__Assignment__:
Find every line with the string "JSON" in the material below and copy it.
─── Record extracts ───
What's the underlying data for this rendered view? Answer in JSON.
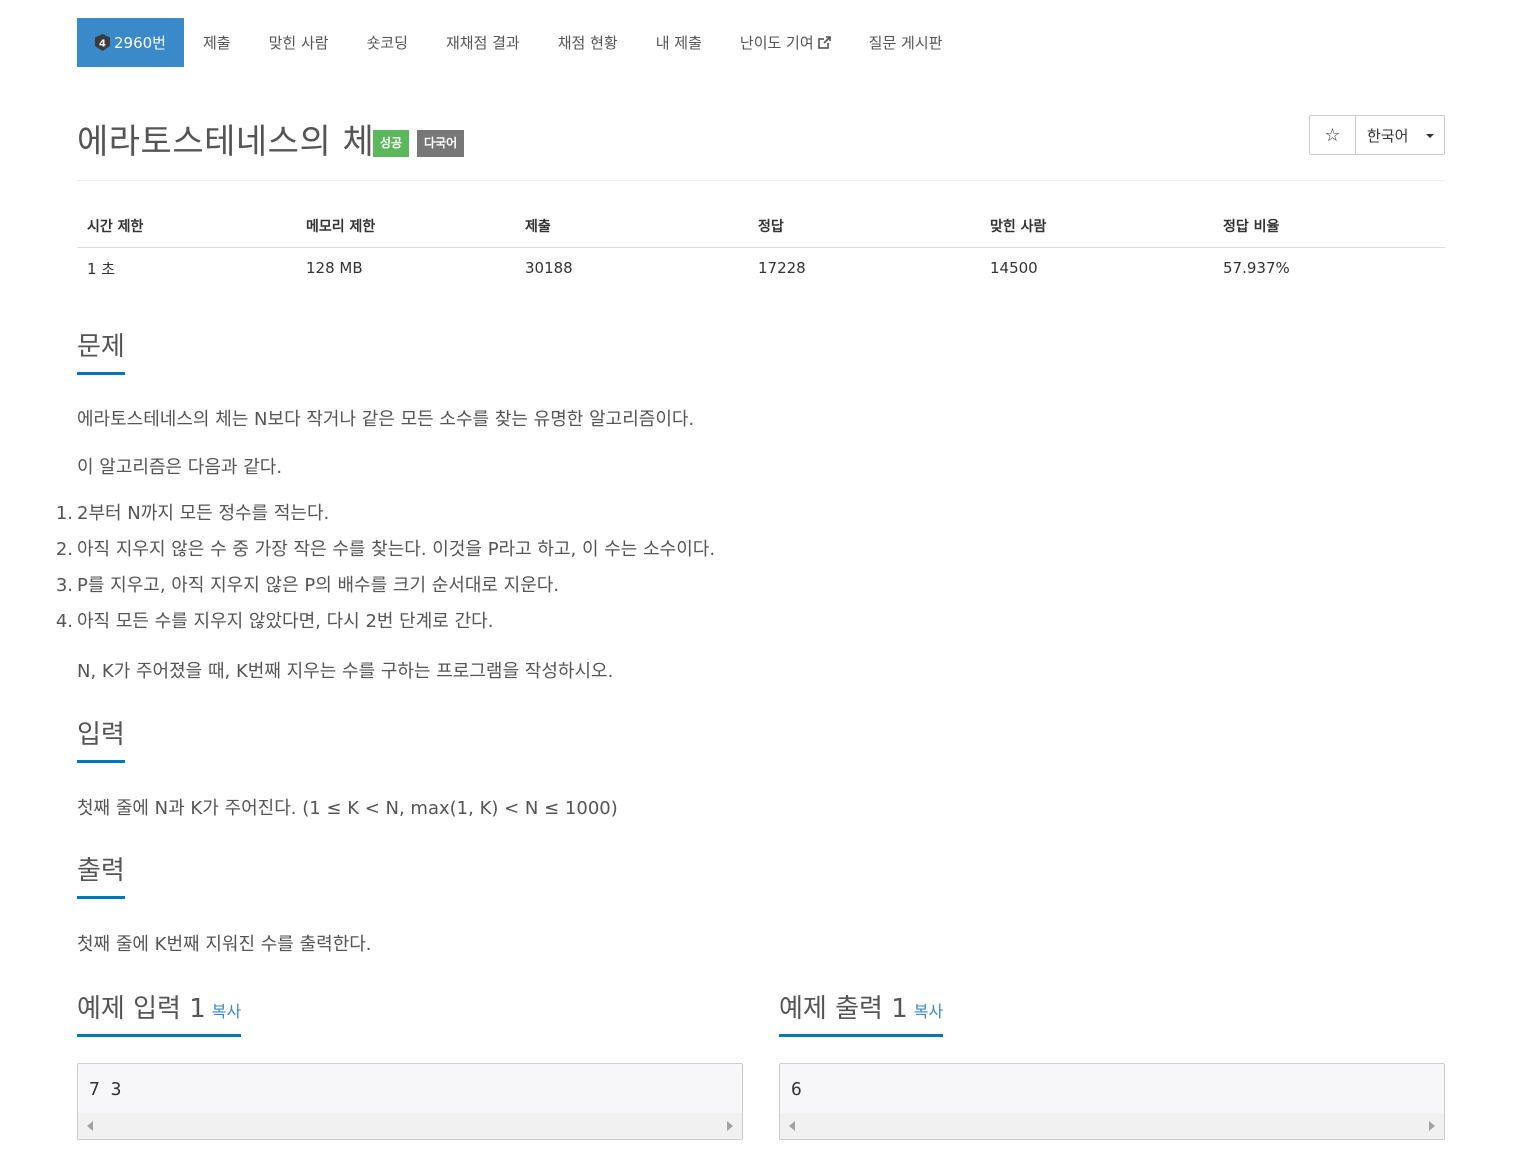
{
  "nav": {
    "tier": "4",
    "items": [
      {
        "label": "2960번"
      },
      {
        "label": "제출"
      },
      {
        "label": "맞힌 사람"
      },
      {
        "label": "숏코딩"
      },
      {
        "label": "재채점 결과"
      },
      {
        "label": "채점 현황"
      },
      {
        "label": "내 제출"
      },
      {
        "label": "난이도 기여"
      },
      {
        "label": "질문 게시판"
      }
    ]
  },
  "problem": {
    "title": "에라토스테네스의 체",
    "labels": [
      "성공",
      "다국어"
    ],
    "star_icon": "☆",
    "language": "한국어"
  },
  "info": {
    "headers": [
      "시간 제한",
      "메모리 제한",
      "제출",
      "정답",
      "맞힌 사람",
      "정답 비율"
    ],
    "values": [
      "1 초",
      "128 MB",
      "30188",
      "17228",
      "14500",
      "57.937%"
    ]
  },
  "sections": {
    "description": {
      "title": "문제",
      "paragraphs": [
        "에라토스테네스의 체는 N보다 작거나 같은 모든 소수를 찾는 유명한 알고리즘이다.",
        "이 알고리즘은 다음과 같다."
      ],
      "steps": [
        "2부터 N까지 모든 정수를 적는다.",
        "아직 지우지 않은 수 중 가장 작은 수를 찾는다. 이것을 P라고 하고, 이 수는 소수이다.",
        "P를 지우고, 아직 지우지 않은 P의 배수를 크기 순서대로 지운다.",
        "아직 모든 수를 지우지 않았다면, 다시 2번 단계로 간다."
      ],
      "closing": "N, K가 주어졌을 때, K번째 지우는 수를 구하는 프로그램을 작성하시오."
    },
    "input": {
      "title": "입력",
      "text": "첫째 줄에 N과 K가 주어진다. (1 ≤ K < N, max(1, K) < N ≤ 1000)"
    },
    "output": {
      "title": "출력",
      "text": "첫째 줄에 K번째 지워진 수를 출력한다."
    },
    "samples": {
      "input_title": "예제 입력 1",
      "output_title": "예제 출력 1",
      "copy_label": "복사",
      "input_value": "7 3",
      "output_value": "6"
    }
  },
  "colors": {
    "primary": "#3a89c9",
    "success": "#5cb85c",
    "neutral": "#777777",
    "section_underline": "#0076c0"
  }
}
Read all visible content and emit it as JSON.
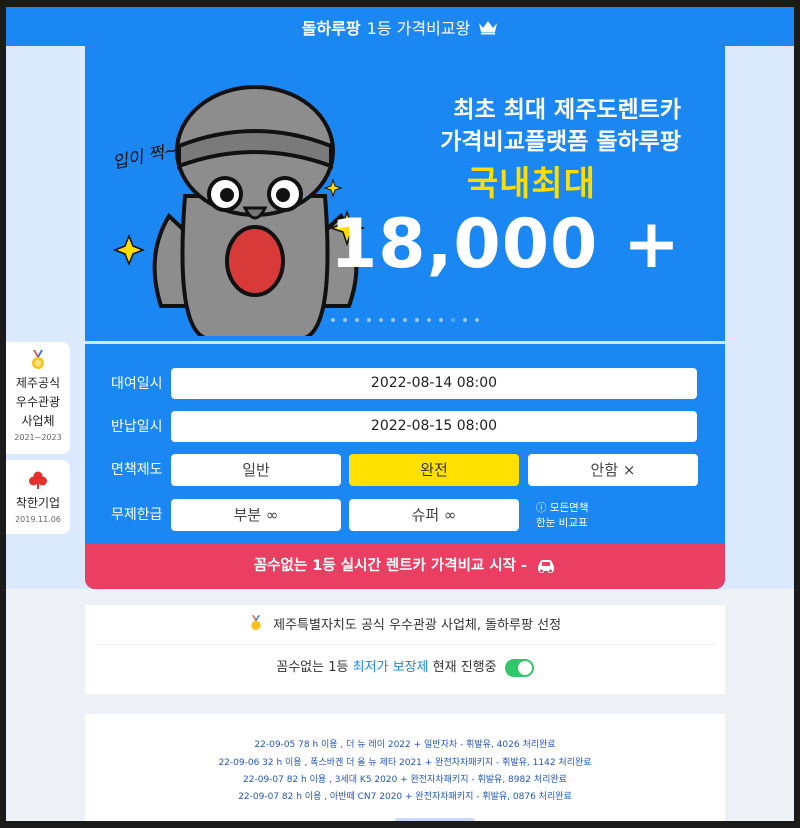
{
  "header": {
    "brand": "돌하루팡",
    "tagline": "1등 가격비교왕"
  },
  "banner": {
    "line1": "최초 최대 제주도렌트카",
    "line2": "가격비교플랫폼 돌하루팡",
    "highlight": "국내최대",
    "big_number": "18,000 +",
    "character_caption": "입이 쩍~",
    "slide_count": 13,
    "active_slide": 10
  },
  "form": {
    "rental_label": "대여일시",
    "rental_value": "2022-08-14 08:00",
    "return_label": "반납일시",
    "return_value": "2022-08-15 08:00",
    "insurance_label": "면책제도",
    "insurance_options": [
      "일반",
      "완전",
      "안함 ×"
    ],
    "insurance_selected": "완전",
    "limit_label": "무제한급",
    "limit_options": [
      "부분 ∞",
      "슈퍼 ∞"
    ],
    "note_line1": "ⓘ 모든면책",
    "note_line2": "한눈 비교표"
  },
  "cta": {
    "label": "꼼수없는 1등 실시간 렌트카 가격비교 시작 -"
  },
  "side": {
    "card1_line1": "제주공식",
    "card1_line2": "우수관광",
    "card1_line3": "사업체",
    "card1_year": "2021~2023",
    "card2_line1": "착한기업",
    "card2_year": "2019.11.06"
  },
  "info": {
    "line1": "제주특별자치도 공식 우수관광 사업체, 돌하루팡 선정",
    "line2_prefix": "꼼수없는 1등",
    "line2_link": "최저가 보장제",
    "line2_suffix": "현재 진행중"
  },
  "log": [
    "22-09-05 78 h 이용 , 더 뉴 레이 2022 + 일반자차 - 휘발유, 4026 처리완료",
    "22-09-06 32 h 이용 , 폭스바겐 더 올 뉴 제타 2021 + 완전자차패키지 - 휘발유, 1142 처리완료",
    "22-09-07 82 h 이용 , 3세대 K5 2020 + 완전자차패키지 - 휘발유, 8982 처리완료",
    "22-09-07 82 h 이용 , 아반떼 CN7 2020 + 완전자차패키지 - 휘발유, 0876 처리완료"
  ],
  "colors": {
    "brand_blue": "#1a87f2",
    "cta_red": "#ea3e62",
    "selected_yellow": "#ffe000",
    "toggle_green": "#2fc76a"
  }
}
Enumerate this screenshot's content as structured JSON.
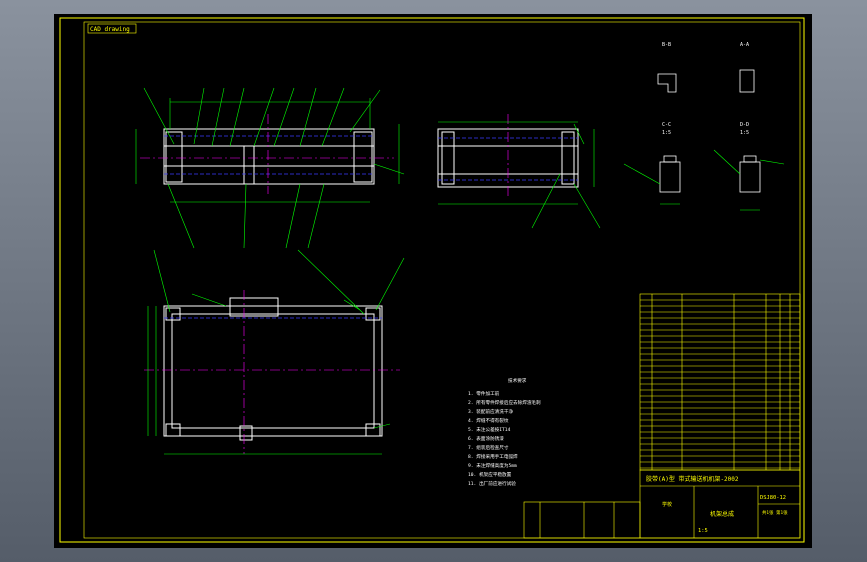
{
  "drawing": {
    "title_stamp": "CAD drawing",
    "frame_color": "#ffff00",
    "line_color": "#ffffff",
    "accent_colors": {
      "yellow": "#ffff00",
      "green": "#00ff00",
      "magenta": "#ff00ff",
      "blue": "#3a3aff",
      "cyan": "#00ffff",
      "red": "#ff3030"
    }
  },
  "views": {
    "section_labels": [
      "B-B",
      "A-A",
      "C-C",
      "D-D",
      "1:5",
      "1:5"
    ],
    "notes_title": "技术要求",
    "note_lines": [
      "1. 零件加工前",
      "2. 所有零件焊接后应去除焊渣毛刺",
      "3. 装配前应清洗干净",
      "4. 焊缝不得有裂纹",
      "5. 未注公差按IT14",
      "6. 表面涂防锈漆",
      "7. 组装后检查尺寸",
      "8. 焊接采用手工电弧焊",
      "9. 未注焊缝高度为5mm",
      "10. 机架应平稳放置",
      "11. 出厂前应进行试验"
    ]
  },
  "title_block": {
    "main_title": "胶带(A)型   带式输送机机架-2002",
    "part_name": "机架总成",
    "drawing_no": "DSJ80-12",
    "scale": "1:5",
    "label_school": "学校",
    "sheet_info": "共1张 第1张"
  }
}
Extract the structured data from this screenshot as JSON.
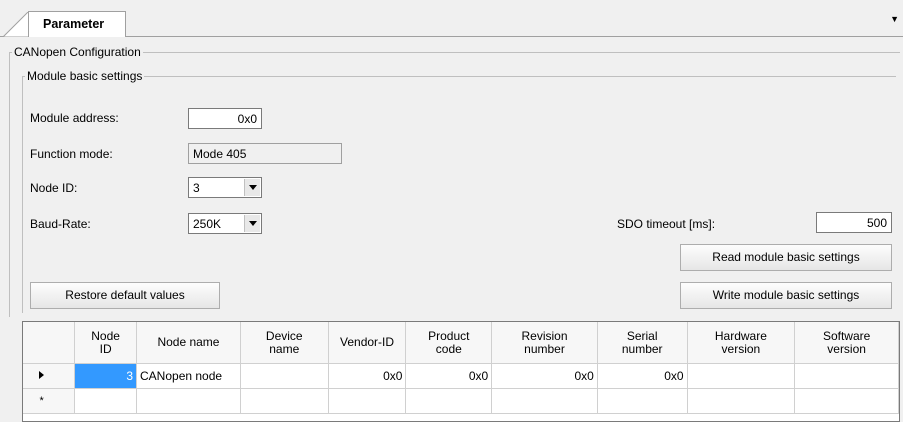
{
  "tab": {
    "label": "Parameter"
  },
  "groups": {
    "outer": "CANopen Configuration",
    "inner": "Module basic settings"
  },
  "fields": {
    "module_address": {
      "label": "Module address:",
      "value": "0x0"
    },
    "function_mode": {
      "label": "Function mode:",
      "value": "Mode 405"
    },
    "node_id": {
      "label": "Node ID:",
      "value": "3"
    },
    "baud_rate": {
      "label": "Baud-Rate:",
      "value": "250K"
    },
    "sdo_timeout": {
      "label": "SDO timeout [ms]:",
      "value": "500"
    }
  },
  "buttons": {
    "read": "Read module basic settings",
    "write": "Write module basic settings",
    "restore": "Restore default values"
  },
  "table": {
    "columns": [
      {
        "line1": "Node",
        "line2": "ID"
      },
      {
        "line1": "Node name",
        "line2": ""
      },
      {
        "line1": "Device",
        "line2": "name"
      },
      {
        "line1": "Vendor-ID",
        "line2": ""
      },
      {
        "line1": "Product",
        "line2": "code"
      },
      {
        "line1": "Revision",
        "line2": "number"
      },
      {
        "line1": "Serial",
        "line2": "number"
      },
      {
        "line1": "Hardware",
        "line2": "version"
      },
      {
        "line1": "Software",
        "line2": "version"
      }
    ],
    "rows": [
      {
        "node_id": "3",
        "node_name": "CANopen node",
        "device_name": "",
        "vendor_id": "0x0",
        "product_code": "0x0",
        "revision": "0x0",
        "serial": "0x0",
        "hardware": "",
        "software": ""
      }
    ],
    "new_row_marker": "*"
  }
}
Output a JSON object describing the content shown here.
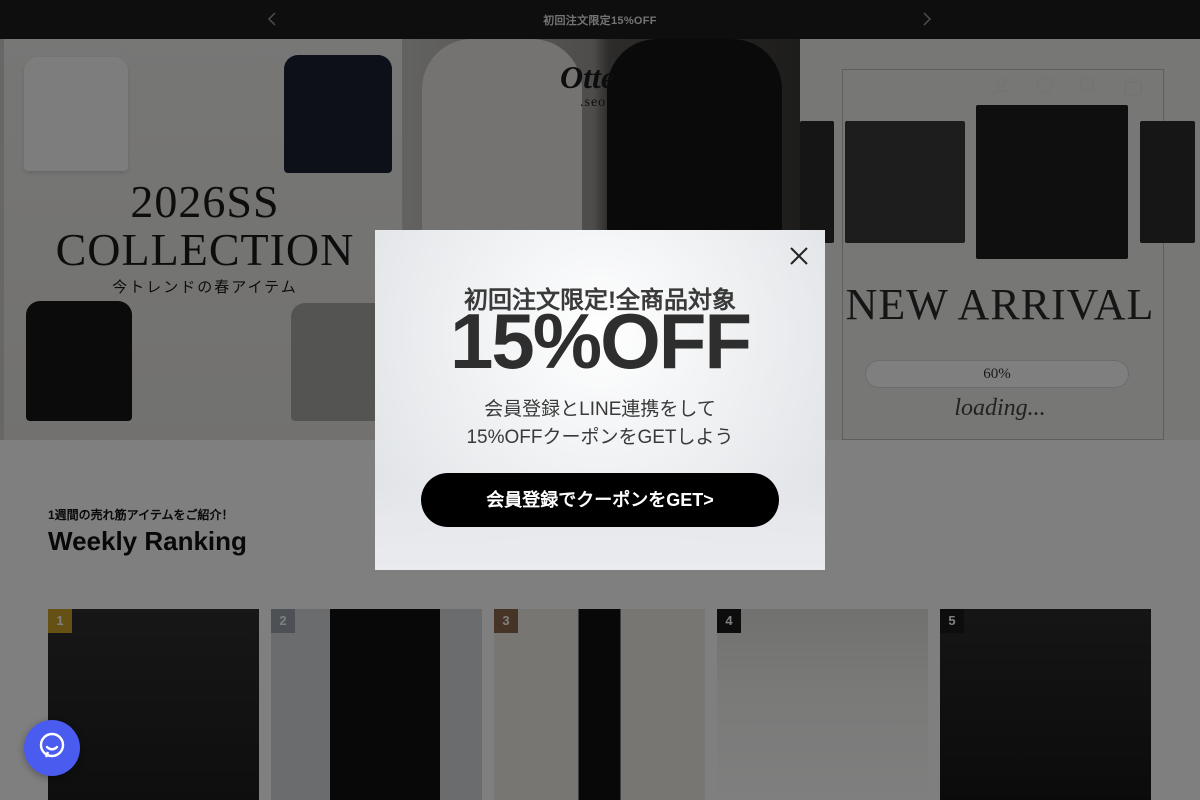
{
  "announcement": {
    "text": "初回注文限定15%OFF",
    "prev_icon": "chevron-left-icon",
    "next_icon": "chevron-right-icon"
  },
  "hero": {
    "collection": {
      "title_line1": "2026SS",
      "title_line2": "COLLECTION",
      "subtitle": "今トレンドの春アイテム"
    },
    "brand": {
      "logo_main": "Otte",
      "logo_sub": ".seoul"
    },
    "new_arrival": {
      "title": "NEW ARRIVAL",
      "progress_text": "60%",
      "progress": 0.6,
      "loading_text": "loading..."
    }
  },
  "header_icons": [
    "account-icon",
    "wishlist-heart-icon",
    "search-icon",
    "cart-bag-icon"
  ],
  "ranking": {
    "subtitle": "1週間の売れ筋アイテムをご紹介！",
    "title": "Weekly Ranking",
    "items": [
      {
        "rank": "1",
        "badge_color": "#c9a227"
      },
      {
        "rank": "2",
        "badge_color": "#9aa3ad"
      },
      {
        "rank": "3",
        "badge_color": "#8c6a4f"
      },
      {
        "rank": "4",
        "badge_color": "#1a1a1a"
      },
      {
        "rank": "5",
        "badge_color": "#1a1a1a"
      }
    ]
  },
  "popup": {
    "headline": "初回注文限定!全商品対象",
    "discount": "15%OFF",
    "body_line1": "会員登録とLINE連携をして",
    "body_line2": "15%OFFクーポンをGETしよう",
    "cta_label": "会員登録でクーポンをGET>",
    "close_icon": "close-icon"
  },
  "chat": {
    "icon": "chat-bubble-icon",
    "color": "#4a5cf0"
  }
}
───
__Solution to this task__:
What's the underlying data for this rendered view? Answer in JSON.
Read all visible content and emit it as JSON.
Enumerate this screenshot's content as structured JSON.
Extract the structured data from this screenshot as JSON.
Output a JSON object describing the content shown here.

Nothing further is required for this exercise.